Your task
Your task is to give the number of lines in the listing that include "placeholder", and nothing else.

----- Records for this exercise

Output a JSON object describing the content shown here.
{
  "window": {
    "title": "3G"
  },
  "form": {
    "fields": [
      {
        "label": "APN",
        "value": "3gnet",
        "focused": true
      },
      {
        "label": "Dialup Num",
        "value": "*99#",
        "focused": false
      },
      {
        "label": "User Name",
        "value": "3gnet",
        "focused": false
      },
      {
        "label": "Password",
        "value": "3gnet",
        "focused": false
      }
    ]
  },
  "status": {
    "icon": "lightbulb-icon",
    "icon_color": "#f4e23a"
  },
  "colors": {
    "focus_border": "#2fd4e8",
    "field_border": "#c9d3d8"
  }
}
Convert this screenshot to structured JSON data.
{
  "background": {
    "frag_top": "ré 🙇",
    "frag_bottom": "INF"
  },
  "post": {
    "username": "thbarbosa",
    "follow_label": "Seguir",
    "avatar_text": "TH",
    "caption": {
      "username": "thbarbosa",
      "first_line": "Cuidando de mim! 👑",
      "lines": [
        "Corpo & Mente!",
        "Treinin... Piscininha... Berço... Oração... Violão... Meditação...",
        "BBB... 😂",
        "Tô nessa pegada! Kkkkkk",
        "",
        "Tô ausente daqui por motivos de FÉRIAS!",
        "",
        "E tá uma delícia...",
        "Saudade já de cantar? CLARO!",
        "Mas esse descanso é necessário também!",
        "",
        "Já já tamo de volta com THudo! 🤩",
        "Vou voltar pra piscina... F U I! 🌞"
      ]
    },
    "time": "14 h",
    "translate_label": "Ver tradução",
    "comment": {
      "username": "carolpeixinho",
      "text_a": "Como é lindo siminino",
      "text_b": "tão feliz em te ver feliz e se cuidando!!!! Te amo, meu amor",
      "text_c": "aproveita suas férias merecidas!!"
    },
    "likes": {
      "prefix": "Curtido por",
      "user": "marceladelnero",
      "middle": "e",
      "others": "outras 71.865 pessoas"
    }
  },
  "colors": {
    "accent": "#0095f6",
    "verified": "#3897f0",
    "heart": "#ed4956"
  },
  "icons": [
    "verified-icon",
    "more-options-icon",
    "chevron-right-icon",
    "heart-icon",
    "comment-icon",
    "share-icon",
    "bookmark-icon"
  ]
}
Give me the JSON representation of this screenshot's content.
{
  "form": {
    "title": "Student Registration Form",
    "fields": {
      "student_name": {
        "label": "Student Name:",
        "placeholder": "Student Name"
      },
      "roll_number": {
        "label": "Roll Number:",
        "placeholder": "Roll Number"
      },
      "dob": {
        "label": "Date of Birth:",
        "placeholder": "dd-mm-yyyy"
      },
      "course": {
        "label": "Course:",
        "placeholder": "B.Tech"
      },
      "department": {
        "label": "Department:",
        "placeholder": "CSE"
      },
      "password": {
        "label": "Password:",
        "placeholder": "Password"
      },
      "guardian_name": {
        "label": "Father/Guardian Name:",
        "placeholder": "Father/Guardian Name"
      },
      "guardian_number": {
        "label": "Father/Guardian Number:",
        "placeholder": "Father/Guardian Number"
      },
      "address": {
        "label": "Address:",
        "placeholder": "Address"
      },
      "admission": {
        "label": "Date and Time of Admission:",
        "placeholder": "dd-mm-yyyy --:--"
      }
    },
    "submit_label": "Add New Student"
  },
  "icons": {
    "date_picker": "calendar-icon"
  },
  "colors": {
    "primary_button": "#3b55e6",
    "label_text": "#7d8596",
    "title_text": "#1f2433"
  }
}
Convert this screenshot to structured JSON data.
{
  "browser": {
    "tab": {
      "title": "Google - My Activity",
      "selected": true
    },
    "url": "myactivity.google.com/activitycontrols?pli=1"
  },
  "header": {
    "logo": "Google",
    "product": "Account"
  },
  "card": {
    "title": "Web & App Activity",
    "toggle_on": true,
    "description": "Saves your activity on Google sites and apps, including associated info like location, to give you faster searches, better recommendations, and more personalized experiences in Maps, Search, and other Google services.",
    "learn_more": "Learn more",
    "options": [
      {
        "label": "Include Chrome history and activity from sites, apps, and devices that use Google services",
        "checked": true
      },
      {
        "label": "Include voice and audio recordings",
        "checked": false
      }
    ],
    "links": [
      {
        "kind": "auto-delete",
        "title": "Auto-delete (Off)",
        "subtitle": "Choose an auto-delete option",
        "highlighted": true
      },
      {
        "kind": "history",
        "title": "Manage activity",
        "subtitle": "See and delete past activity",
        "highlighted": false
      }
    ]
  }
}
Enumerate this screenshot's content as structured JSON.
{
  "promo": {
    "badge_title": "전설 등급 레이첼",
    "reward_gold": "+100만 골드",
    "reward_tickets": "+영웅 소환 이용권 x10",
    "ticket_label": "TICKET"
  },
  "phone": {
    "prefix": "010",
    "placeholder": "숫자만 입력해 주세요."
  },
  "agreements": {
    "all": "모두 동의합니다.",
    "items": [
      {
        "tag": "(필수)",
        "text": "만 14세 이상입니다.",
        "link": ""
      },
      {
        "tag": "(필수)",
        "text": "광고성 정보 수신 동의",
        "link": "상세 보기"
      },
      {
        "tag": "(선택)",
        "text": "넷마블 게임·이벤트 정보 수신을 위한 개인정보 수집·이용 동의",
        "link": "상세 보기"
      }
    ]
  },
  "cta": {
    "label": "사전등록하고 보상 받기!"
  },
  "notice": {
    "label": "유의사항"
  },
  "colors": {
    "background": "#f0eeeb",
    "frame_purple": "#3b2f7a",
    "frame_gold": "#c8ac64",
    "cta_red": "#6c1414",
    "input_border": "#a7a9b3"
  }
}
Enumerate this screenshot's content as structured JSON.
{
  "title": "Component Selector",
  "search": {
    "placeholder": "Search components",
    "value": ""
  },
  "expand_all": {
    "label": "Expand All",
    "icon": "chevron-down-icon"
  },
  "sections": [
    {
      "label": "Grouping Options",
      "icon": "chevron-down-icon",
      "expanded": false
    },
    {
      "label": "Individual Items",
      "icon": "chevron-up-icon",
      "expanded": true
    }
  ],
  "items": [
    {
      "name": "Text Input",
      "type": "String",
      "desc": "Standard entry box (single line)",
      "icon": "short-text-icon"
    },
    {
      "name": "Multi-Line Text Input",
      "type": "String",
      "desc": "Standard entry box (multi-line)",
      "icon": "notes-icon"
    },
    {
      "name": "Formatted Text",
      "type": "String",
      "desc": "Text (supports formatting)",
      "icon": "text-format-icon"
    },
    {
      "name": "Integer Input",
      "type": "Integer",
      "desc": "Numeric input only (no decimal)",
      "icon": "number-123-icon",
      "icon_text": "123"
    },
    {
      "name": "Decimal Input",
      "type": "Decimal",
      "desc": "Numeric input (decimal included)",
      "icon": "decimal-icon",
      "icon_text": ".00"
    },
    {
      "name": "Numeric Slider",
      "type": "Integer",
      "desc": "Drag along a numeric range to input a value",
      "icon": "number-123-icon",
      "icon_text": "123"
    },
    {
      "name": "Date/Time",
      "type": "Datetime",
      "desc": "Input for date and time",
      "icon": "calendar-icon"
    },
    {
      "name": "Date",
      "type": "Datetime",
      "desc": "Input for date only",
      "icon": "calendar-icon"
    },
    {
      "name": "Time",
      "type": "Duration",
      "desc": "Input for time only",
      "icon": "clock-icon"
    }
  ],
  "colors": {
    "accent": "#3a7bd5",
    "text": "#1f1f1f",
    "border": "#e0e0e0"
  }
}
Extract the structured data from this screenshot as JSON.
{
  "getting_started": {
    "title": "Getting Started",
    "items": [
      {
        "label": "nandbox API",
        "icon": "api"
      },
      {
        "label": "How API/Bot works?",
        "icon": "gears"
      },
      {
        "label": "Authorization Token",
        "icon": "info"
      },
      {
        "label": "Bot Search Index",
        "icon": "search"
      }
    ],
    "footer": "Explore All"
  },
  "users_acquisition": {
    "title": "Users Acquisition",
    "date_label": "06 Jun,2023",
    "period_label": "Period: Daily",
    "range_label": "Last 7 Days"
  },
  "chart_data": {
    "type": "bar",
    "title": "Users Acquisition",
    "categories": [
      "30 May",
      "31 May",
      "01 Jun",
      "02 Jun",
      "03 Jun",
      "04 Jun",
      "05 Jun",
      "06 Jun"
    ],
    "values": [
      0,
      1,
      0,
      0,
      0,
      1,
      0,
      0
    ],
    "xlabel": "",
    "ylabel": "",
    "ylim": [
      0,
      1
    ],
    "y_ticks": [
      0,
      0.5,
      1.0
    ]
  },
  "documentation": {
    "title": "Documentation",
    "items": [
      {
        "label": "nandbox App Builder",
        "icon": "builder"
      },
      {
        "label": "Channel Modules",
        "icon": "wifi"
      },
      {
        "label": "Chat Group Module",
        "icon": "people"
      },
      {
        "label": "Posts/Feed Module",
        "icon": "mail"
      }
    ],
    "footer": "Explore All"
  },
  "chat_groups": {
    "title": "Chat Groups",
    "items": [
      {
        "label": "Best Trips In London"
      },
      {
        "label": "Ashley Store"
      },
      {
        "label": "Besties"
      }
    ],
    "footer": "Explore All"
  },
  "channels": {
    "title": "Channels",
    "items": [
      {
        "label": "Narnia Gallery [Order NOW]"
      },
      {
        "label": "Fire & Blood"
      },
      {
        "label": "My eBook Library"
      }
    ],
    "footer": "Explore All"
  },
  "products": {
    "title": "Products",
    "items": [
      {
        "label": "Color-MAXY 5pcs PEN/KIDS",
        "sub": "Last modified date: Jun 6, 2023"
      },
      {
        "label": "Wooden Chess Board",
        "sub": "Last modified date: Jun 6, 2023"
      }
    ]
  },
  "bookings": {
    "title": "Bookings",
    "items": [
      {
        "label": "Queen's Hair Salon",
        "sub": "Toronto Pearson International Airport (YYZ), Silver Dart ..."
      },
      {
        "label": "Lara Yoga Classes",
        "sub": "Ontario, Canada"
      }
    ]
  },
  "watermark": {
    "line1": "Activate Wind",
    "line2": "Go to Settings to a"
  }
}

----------

Written solution
12